Chaining with fulfill and reject

The then(fulfill, reject) function (with both parameters not null) has unique and complex behavior, and shouldn't be used unless you know exactly how it works.

The function works as expected if given null for one of the inputs:

// the following calls are equivalent
promise.then(fulfill, null) 
promise.then(fulfill)

// the following calls are also equivalent
promise.then(null, reject) 
promise.catch(reject)

However, it adopts unique behavior when both inputs are given:

// the following calls are not equivalent!
promise.then(fulfill, reject)
promise.then(fulfill).catch(reject)

// the following calls are not equivalent!
promise.then(fulfill, reject)
promise.catch(reject).then(fulfill)

The then(fulfill, reject) function looks like it is a shortcut for then(fulfill).catch(reject), but it is not, and will cause problems if used interchangeably. One such problem is that the reject handler does not handle errors from the fulfill handler. Here is what will happen:

Promise.resolve() // previous promise is fulfilled
    .then(() => { throw new Error(); }, // error in the fulfill handler
        error => { /* this is not called! */ });

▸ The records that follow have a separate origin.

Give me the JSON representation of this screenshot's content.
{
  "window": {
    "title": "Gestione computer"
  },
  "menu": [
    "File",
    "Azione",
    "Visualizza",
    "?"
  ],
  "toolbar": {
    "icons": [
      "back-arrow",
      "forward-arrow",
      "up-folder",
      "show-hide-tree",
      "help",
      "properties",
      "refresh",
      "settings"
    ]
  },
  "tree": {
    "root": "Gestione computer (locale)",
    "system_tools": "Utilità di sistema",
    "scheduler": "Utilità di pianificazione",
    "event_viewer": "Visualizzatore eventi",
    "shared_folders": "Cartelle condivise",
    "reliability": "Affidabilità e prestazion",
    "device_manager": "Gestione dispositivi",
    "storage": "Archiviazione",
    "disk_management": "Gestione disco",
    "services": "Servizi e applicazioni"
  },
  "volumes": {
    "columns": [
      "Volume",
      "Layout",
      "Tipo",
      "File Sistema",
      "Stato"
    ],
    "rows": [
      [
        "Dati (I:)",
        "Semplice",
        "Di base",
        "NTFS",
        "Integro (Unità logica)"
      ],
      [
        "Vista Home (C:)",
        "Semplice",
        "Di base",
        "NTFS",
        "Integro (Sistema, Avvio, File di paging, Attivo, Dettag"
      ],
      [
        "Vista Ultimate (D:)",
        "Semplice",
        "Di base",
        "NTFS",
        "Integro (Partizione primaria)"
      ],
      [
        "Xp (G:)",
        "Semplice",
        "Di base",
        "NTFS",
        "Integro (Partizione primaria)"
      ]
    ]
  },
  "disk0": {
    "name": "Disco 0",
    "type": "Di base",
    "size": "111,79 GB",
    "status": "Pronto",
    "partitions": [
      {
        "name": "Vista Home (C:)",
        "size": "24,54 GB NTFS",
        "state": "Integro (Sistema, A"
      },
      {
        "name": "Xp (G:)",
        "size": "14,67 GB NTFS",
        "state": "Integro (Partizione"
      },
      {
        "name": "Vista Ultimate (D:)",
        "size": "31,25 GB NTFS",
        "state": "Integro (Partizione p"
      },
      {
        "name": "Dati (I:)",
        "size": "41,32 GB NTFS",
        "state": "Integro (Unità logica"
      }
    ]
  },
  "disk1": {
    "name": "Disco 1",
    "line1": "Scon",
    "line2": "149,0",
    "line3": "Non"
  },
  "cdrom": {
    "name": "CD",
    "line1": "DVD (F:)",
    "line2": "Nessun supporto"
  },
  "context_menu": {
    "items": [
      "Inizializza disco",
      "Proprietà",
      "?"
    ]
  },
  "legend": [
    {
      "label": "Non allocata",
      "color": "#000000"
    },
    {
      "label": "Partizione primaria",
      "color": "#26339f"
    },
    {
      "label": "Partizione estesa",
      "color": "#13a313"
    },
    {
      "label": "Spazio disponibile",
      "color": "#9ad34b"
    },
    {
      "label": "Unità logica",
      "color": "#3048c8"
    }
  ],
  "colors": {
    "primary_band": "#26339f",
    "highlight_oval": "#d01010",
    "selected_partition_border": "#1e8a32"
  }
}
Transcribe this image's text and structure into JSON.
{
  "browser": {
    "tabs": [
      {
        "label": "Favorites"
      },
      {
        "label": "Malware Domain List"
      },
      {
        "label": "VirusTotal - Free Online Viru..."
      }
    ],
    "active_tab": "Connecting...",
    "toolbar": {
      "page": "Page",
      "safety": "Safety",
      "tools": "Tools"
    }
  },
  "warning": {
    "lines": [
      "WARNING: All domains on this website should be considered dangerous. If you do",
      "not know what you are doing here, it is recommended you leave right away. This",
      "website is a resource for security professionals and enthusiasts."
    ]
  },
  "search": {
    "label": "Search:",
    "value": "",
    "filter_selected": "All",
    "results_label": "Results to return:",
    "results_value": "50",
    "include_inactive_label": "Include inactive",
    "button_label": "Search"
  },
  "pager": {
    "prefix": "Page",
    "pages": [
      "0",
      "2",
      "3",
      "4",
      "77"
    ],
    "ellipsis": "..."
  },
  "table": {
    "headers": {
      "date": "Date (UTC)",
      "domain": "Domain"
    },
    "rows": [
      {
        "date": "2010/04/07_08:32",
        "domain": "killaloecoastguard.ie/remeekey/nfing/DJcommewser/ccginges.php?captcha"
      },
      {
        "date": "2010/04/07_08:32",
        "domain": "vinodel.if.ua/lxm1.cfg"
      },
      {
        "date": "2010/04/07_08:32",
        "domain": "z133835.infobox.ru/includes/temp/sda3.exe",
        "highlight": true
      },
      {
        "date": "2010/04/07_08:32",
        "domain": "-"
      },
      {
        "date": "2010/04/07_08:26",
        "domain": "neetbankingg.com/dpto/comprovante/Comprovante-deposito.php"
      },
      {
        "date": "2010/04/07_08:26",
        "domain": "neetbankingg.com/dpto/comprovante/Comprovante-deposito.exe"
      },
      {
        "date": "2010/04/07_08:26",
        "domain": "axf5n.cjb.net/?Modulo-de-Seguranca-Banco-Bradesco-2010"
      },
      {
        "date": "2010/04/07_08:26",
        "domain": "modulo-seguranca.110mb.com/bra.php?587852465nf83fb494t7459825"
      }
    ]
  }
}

The above code will result in a rejected promise because the error is propagated. Compare it to the following code, which results in a fulfilled promise:

Promise.resolve() // previous promise is fulfilled
    .then(() => { throw new Error(); }) // error in the fulfill handler
    .catch(error => { /* handle error */ });

A similar problem exists when using then(fulfill, reject) interchangeably with catch(reject).then(fulfill), except with propagating fulfilled promises instead of rejected promises.

Synchronously throwing from function that should return a promise

Imagine a function like this:

function foo(arg) {
  if (arg === 'unexepectedValue') {
    throw new Error('UnexpectedValue')
  }

  return new Promise(resolve => 
    setTimeout(() => resolve(arg), 1000)
  )
}

If such function is used in the middle of a promise chain, then apparently there is no problem:

makeSomethingAsync().
  .then(() => foo('unexpectedValue'))
  .catch(err => console.log(err)) // <-- Error: UnexpectedValue will be caught here

However, if the same function is called outside of a promise chain, then the error will not be handled by it and will be thrown to the application:

foo('unexpectedValue') // <-- error will be thrown, so the application will crash
  .then(makeSomethingAsync) // <-- will not run
  .catch(err => console.log(err)) // <-- will not catch

There are 2 possible workarounds:

Return a rejected promise with the error

Instead of throwing, do as follows:

function foo(arg) {
  if (arg === 'unexepectedValue') {
    return Promise.reject(new Error('UnexpectedValue'))
  }

  return new Promise(resolve => 
    setTimeout(() => resolve(arg), 1000)
  )
}

Wrap your function into a promise chain

Your throw statement will be properly caught when it is already inside a promise chain:

function foo(arg) {
  return Promise.resolve()
    .then(() => {
      if (arg === 'unexepectedValue') {
        throw new Error('UnexpectedValue')
      }

      return new Promise(resolve => 
        setTimeout(() => resolve(arg), 1000)
      )
    })
}